(Component data from apps and pages)
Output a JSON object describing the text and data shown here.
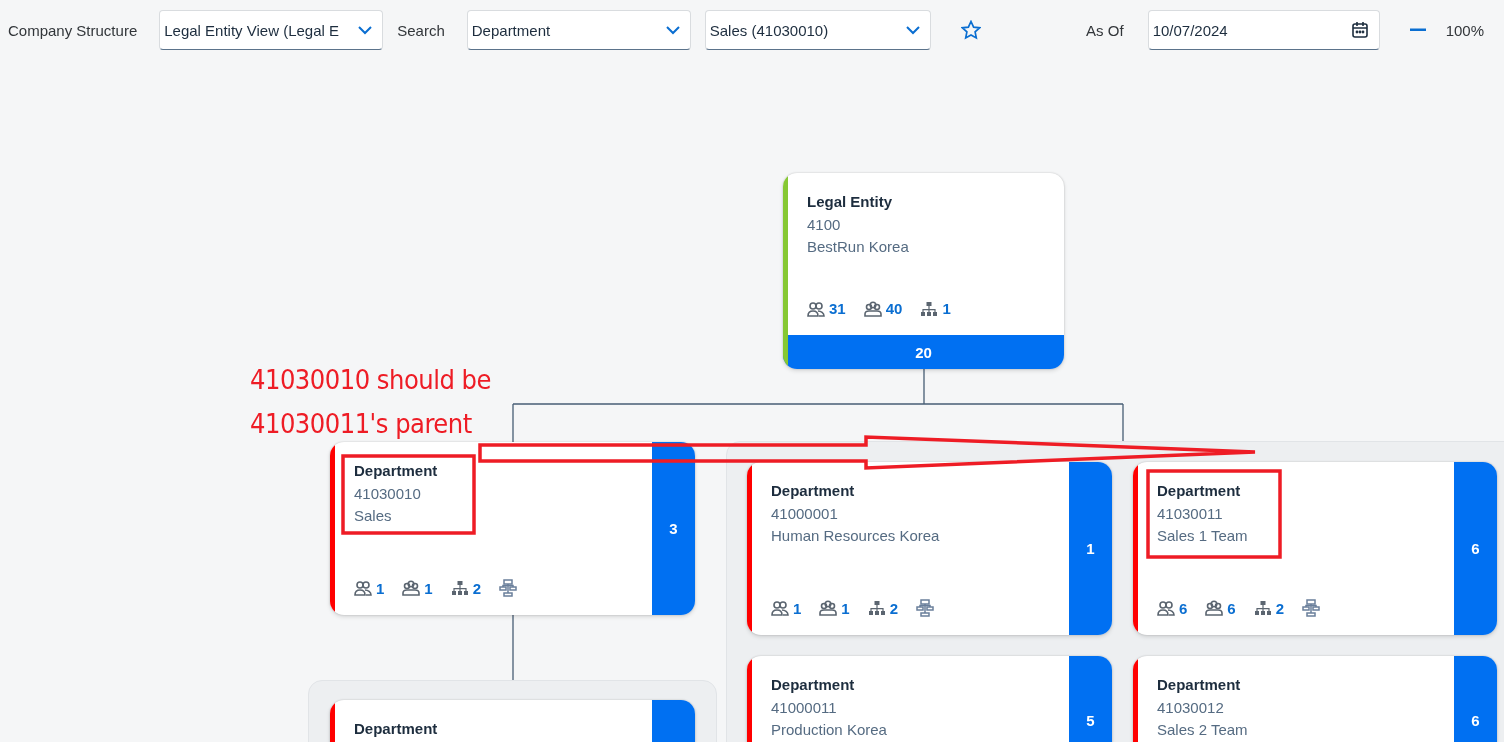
{
  "toolbar": {
    "company_structure": {
      "label": "Company Structure",
      "value": "Legal Entity View (Legal E"
    },
    "search": {
      "label": "Search",
      "type_value": "Department",
      "item_value": "Sales (41030010)"
    },
    "as_of": {
      "label": "As Of",
      "value": "10/07/2024"
    },
    "zoom": "100%"
  },
  "nodes": [
    {
      "kind": "entity",
      "color": "#86c833",
      "type": "Legal Entity",
      "code": "4100",
      "name": "BestRun Korea",
      "stats": [
        "31",
        "40",
        "1"
      ],
      "count": "20"
    },
    {
      "kind": "department",
      "color": "#ff0000",
      "type": "Department",
      "code": "41030010",
      "name": "Sales",
      "stats": [
        "1",
        "1",
        "2"
      ],
      "count": "3"
    },
    {
      "kind": "department",
      "color": "#ff0000",
      "type": "Department",
      "code": "41000001",
      "name": "Human Resources Korea",
      "stats": [
        "1",
        "1",
        "2"
      ],
      "count": "1"
    },
    {
      "kind": "department",
      "color": "#ff0000",
      "type": "Department",
      "code": "41030011",
      "name": "Sales 1 Team",
      "stats": [
        "6",
        "6",
        "2"
      ],
      "count": "6"
    },
    {
      "kind": "department",
      "color": "#ff0000",
      "type": "Department"
    },
    {
      "kind": "department",
      "color": "#ff0000",
      "type": "Department",
      "code": "41000011",
      "name": "Production Korea",
      "count": "5"
    },
    {
      "kind": "department",
      "color": "#ff0000",
      "type": "Department",
      "code": "41030012",
      "name": "Sales 2 Team",
      "count": "6"
    }
  ],
  "annotation": {
    "lines": [
      "41030010 should be",
      "41030011's parent"
    ]
  }
}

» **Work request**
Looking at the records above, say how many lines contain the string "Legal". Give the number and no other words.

» **Answer space**
2